→ WHAT THE TASK REQUIRES
Copy each line of the records that includes "into".
[RECORDS SUPPLIED]
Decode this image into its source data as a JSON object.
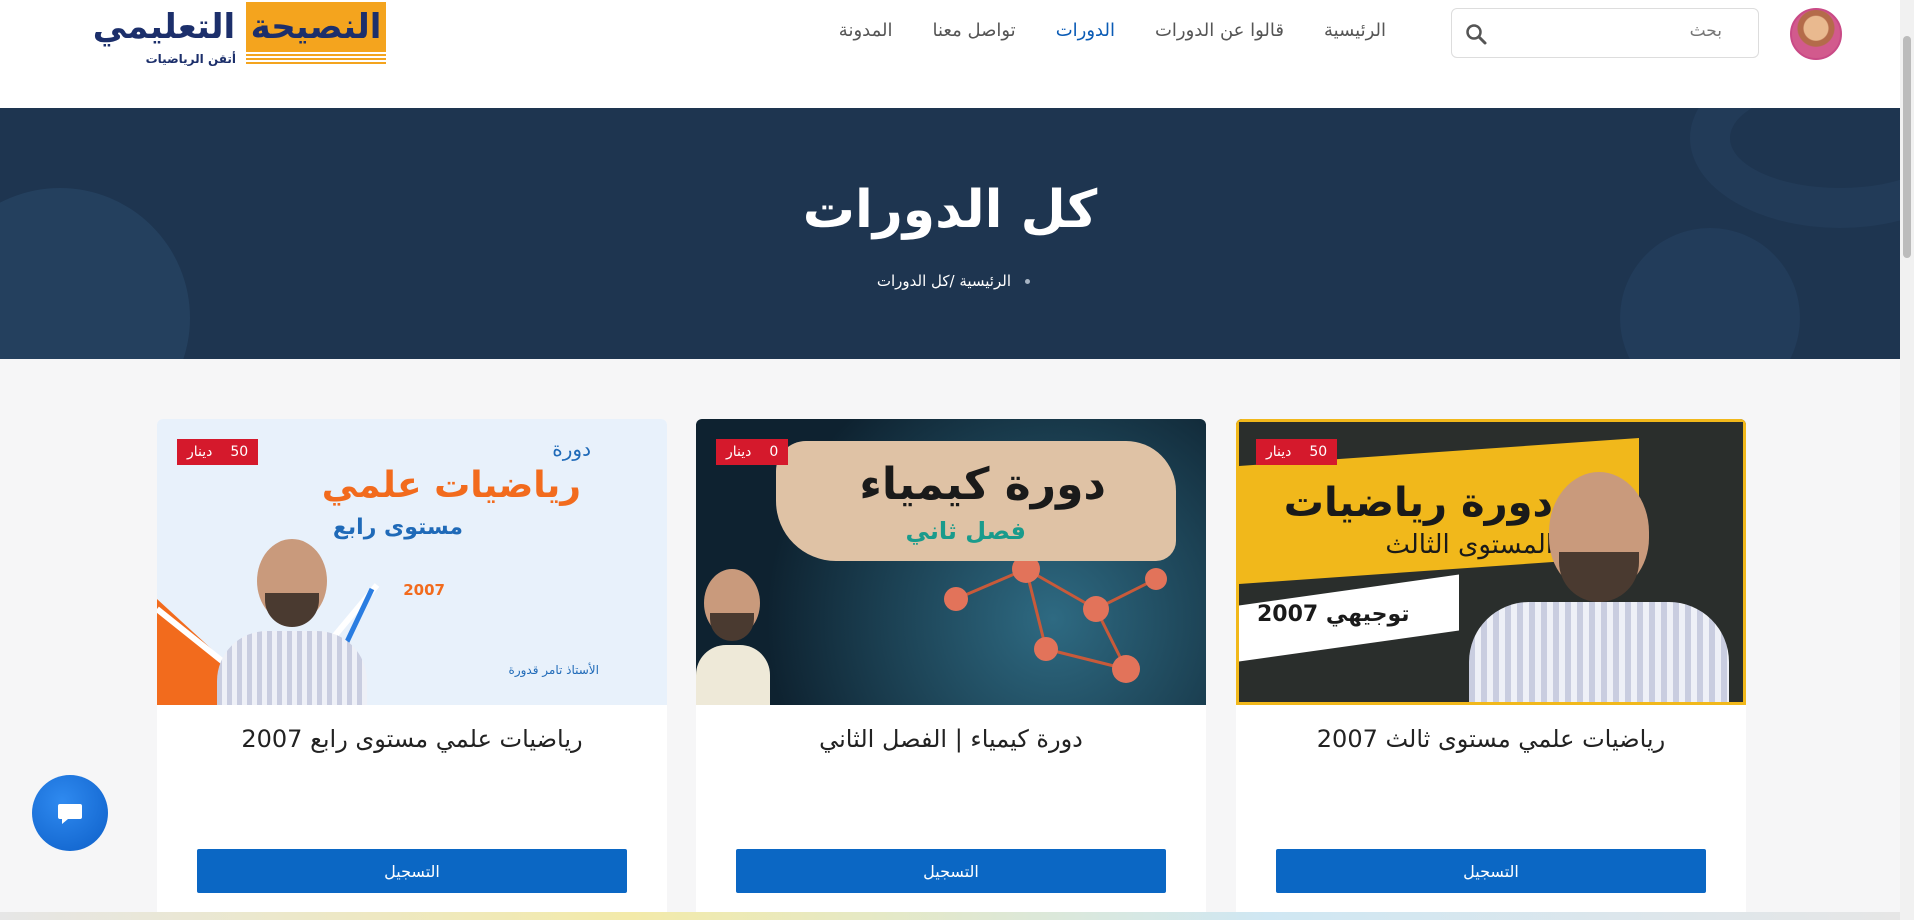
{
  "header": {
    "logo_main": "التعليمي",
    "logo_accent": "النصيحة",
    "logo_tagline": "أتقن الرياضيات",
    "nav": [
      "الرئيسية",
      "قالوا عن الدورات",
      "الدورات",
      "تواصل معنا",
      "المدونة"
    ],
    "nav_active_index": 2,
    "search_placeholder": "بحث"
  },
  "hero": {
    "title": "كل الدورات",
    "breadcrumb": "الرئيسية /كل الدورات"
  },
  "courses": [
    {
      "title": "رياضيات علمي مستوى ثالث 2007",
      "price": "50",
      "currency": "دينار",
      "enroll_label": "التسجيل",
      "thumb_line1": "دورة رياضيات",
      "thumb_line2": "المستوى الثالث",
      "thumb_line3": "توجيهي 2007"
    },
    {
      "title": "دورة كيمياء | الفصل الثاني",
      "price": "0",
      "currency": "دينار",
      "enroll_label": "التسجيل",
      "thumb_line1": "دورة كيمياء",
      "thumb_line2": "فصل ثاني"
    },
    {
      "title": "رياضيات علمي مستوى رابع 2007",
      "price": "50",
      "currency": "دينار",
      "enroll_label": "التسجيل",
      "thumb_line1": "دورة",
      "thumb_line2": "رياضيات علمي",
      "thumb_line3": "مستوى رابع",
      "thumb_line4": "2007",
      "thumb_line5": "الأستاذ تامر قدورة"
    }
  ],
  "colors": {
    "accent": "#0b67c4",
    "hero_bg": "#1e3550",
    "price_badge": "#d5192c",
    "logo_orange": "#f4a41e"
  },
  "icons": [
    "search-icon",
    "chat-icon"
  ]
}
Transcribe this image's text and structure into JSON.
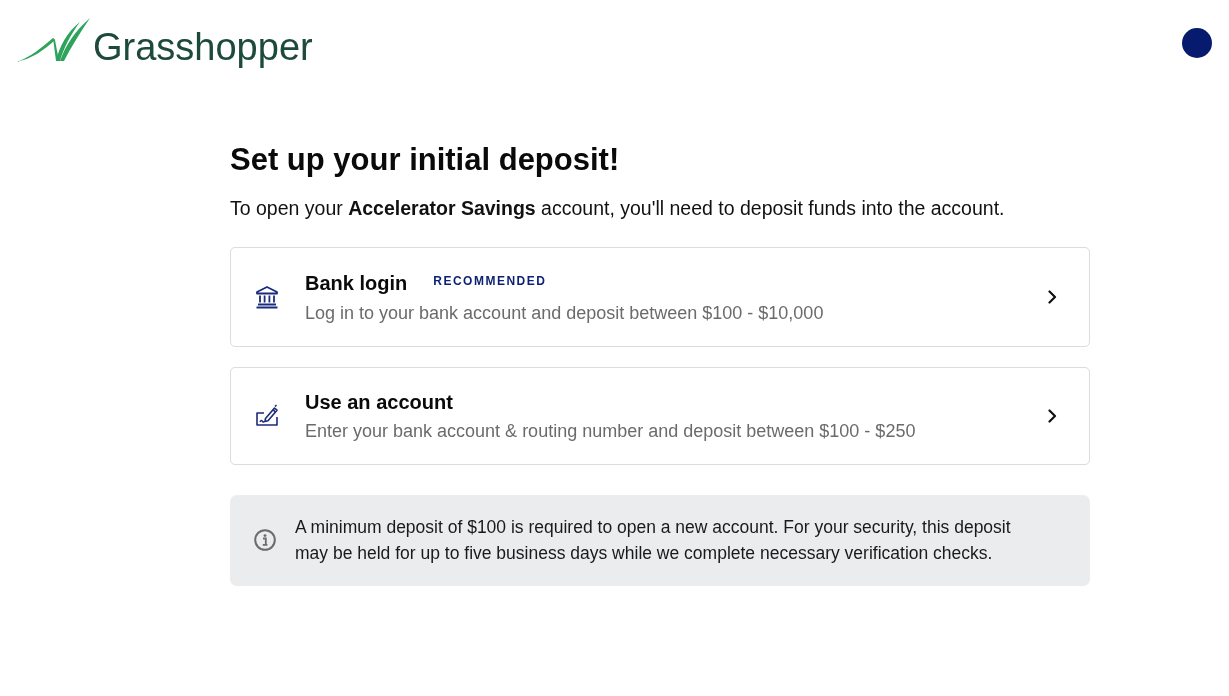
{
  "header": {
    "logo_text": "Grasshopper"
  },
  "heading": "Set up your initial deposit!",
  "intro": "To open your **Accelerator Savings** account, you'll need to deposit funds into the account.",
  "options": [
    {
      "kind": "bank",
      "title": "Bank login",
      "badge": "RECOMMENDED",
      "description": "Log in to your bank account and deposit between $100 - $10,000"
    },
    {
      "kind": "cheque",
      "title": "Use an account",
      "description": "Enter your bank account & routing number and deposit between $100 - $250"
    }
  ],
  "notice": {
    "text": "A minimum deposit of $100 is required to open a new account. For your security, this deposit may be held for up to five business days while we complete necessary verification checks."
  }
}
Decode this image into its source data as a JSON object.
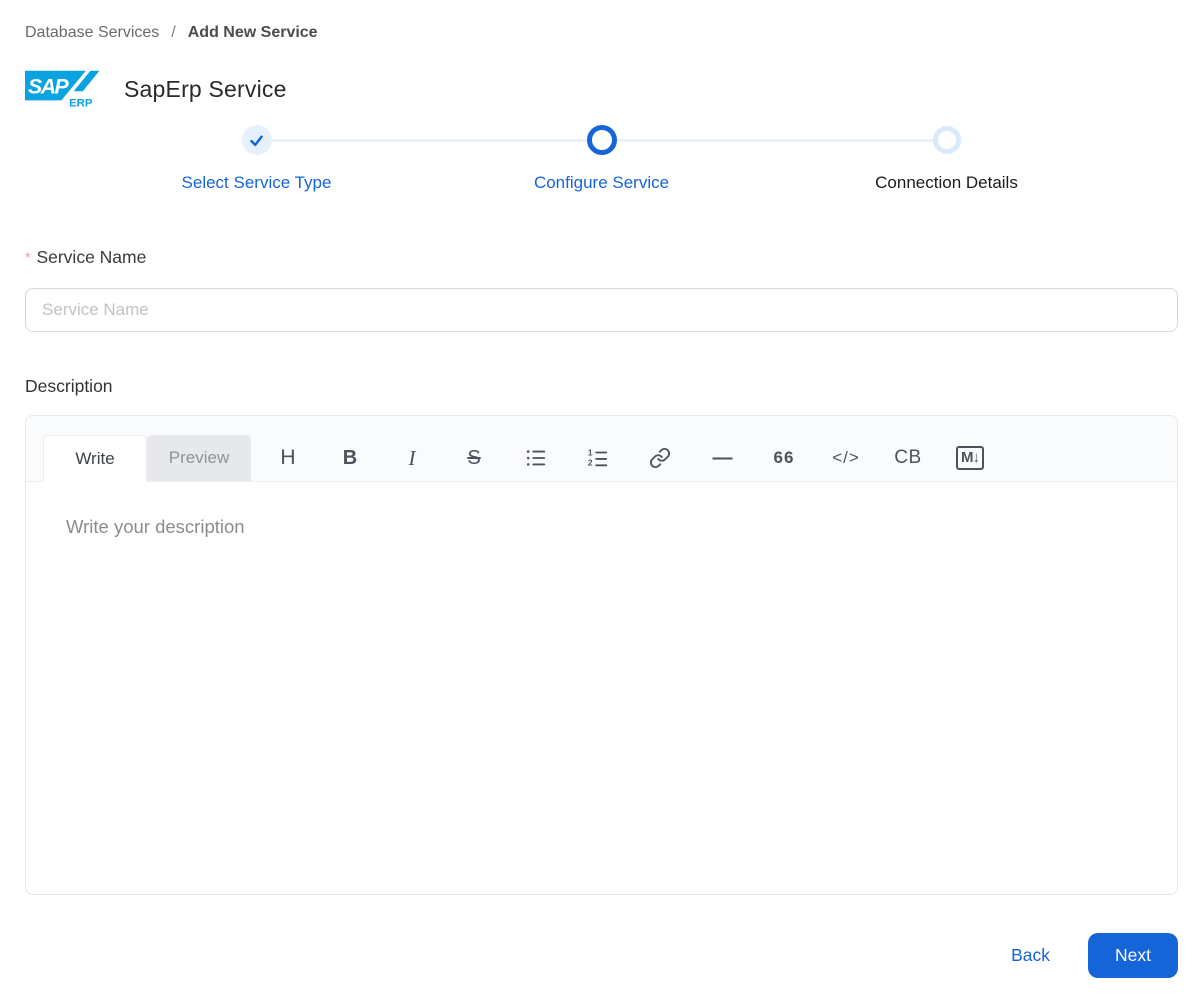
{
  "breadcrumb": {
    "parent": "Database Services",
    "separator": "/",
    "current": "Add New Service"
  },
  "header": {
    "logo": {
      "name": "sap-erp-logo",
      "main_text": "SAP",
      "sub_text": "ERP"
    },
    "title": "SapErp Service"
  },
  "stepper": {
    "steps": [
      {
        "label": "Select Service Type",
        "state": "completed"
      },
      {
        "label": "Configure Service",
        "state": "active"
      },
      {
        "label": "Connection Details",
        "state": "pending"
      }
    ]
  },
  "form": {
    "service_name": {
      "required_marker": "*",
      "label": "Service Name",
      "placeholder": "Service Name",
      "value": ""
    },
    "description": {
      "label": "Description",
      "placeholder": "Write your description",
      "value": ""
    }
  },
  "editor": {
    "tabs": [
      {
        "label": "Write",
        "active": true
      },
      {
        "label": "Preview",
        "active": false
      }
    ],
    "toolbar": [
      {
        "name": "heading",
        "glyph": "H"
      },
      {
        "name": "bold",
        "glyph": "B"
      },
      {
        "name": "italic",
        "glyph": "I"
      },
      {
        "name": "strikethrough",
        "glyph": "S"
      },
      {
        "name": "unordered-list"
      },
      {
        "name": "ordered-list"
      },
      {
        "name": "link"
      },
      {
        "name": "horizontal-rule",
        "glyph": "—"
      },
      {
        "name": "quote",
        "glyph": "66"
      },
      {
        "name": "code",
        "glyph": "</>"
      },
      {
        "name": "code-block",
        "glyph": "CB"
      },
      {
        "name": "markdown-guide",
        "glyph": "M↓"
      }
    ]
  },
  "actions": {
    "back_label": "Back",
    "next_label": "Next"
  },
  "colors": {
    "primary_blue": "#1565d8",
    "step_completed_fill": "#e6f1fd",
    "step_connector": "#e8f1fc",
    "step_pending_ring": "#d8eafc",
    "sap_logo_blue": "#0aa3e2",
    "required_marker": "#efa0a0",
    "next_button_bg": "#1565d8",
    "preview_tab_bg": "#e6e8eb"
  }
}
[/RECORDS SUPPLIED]
→ EXPECTED ANSWER
Decode this image into its source data as a JSON object.
Transcribe this image's text and structure into JSON.
  "intro": "To open your **Accelerator Savings** account, you'll need to deposit funds into the account.",
Decode this image into its source data as a JSON object.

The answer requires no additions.